James Robert Lincoln Diggs, Ph.D., 1906

James Robert Lincoln Diggs was awarded a Ph.D. in Sociology from Illinois Wesleyan University in 1906, thereby becoming the first African-American to earn a Ph.D. in that discipline and the ninth to earn a Ph.D. in any field in the United States.

Diggs, whose Ph.D. thesis was titled “The Dynamics of Social Progress,” graduated from Wayland Seminary in Washington, D.C., in 1866, and went on to earn the A.B. and A.M. degrees from Bucknell University in 1898 and 1899.

After completing his academic training, Diggs was the head of several small black Baptist colleges in the south, including State University in Louisville, Ky., Virginia Theological Seminary and College in Lynchburg, Va., and Selma University in Selma, Ala. In 1914, he was named president of Clayton-Williams University in Baltimore. A year later he was called to the pastorate of Trinity Baptist Church in Baltimore, and he served as the minister there until his death in 1923.
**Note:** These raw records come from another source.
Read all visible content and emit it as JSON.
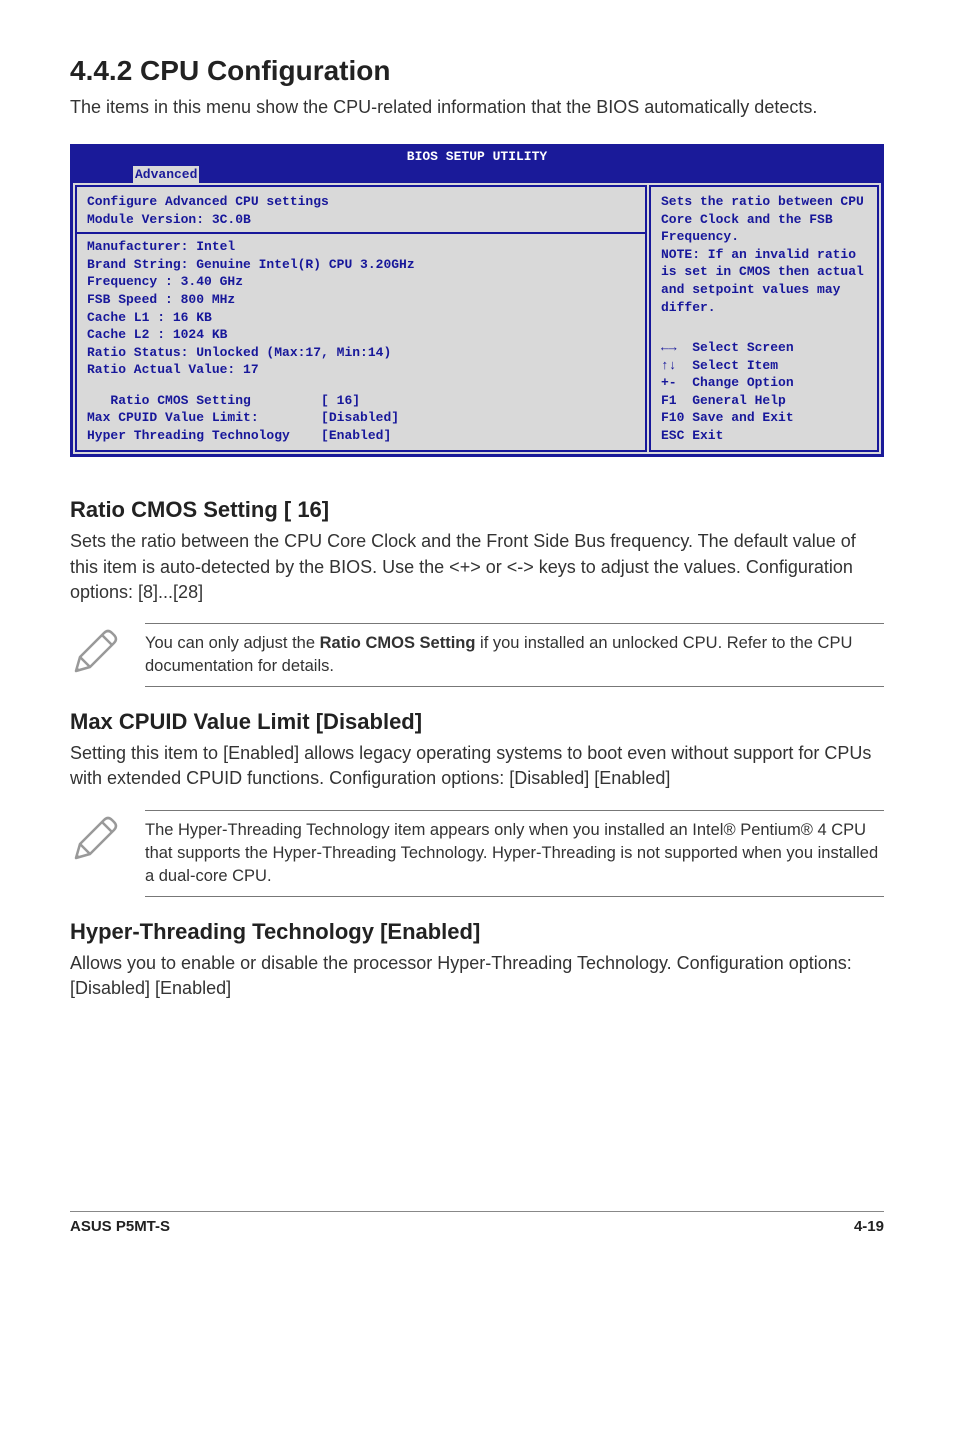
{
  "heading": "4.4.2   CPU Configuration",
  "intro": "The items in this menu show the CPU-related information that the BIOS automatically detects.",
  "bios": {
    "title": "BIOS SETUP UTILITY",
    "tab": "Advanced",
    "left_top": [
      "Configure Advanced CPU settings",
      "Module Version: 3C.0B"
    ],
    "left_info": [
      "Manufacturer: Intel",
      "Brand String: Genuine Intel(R) CPU 3.20GHz",
      "Frequency   : 3.40 GHz",
      "FSB Speed   : 800 MHz",
      "Cache L1    : 16 KB",
      "Cache L2    : 1024 KB",
      "Ratio Status: Unlocked (Max:17, Min:14)",
      "Ratio Actual Value: 17"
    ],
    "options": [
      {
        "label": "   Ratio CMOS Setting         ",
        "value": "[ 16]"
      },
      {
        "label": "Max CPUID Value Limit:        ",
        "value": "[Disabled]"
      },
      {
        "label": "Hyper Threading Technology    ",
        "value": "[Enabled]"
      }
    ],
    "help": "Sets the ratio between CPU Core Clock and the FSB Frequency.\nNOTE: If an invalid ratio is set in CMOS then actual and setpoint values may differ.",
    "keys": [
      "←→  Select Screen",
      "↑↓  Select Item",
      "+-  Change Option",
      "F1  General Help",
      "F10 Save and Exit",
      "ESC Exit"
    ]
  },
  "s1": {
    "title": "Ratio CMOS Setting [ 16]",
    "body": "Sets the ratio between the CPU Core Clock and the Front Side Bus frequency. The default value of this item is auto-detected by the BIOS. Use the <+> or <-> keys to adjust the values. Configuration options: [8]...[28]"
  },
  "note1_pre": "You can only adjust the ",
  "note1_bold": "Ratio CMOS Setting",
  "note1_post": " if you installed an unlocked CPU. Refer to the CPU documentation for details.",
  "s2": {
    "title": "Max CPUID Value Limit [Disabled]",
    "body": "Setting this item to [Enabled] allows legacy operating systems to boot even without support for CPUs with extended CPUID functions. Configuration options: [Disabled] [Enabled]"
  },
  "note2": "The Hyper-Threading Technology item appears only when you installed an Intel® Pentium® 4 CPU that supports the Hyper-Threading Technology. Hyper-Threading is not supported when you installed a dual-core CPU.",
  "s3": {
    "title": "Hyper-Threading Technology [Enabled]",
    "body": "Allows you to enable or disable the processor Hyper-Threading Technology. Configuration options: [Disabled] [Enabled]"
  },
  "footer_left": "ASUS P5MT-S",
  "footer_right": "4-19"
}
Diggs was a colleague of W.E.B. DuBois and was one of the few black educators to participate in the Niagara Movement. Diggs was among the group of 29 prominent African-Americans who met secretly in Niagara Falls, Ont., in 1905 and drew up a manifesto that called for full civil liberties, abolition of racial discrimination, and recognition of human brotherhood. The Niagara Movement was the forerunner of the NAACP.

At the Niagara Movement’s Harper’s Ferry Convention in 1906, the year he received the Ph.D. from Illinois Wesleyan, Diggs lectured alongside Du Bois and Reverd D. Ransom. He was also a principal financial backer of the Niagara Movement’s journal, the Horizon. An early member of the NAACP, Diggs was president of the Baltimore division. He was also a member of the national Equal Rights League and served as its national vice president. Diggs was regarded for his scholarly sermons, including an eloquent defense of Marcus Garvey during the third International Convention of Garvey Universal Negro Improvement Association in August 1922.